Understanding Intrapersonal Skills and Emotional Self-Awareness
Emotional Intelligence Skills and Teenagers is not something you hear together often, but thankfully it’s happening more and more. As someone who works with leaders of all backgrounds – from business to medical field and education, I am more aware than ever that emotional intelligence skills are critical to a leader’s effectiveness, and are important to start developing early.
This will be my first post of a 5-part series, providing an overview and my thoughts regarding Emotional Intelligence and Teenagers – kicking it off with Intrapersonal Skills.
What are Intrapersonal Skills? It’s the ability to understand your own emotions and your ability to communicate those emotions to others. These are skills like Self-Regard, Emotional Self-Awareness, Emotional Expression, Assertiveness and Independence. They are all equally important, but if I had to choose one to dive into it would be Emotional Self-Awareness.
I define Emotional Self-Awareness as understanding your own emotions. When children become teenagers, there are a whole lot of physical changes happening, as well as new social dynamics that enter their world – with family friends, teachers and the opposite sex. According to brain experts, teen brains are only around 80 percent developed. The part of the teen brain not yet fully developed is the frontal lobe, which is the part of the brain that manages impulse control, judgment, insight and emotional control. Understanding your own emotions can be quite difficult at this time. But don’t worry, you’ll get there.
So what can you do? There are questions and exercises you can ask yourself to better understand how you are feeling and when you have certain emotions. This can also help you recognize when an emotion might come into play in a particular situation. Parents - use these to open communication with your children. Students - share these with your parents as they know you very well and would love to help in your learning.
Question: What things do you feel really happy about? Sad? Mad? What’s happening physically when you feel these feelings? Do you behave differently?

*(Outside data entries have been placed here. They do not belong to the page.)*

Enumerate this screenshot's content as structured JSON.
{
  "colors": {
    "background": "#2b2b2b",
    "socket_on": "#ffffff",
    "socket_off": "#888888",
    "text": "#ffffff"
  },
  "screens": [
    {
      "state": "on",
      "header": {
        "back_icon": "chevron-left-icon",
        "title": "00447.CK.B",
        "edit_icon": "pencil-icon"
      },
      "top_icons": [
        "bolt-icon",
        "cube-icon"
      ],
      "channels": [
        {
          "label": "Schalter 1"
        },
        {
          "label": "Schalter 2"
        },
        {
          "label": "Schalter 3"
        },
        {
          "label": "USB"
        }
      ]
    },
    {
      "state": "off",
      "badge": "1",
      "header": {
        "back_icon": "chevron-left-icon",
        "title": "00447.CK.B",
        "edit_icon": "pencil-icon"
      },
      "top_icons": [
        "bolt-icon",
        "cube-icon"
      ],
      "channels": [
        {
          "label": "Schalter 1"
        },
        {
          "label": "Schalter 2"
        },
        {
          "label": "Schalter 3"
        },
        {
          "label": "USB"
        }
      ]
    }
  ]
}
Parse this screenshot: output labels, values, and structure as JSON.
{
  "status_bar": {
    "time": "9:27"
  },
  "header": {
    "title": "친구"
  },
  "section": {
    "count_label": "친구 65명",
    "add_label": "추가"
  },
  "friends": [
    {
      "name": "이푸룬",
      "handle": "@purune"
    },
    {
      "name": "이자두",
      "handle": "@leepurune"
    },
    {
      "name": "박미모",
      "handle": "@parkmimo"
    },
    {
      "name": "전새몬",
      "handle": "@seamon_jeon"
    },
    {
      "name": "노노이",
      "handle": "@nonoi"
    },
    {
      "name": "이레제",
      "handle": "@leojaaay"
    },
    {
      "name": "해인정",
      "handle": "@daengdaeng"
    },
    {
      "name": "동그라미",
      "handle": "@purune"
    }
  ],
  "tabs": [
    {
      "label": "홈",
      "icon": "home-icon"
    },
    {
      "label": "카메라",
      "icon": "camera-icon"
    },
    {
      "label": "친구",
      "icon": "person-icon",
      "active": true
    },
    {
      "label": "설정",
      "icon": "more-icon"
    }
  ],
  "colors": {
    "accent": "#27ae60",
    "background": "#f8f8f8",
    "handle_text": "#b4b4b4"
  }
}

Do you treat others differently?
Question: Are there emotions you experience that make you feel more comfortable with others? Why do you think that is?
Exercise: Identify your feelings by writing down or verbally sharing with your parents your “I feel” statements. For example:
I feel happy when __________________________________.
I feel embarrassed when ____________________________.
I feel good/don’t feel good about myself when ____________.
I feel ____________________when ____________________.
The most important thing is recognizing that you are still developing and learning. The next thing you can do is to understand why these emotions are happening. With recognition and understanding comes knowledge. Use that knowledge of your emotions to better face your teenage and life challenges that lie ahead. We are all a work in progress!
By Shawna Kovacs
Shawna is the mother of a fabulous teenage girl who is also an Ambassador Leaders alumna. Shawna is Founder and Partner of Leaders Required – a training firm focused on Leadership Development with an emphasis on Emotional Intelligence.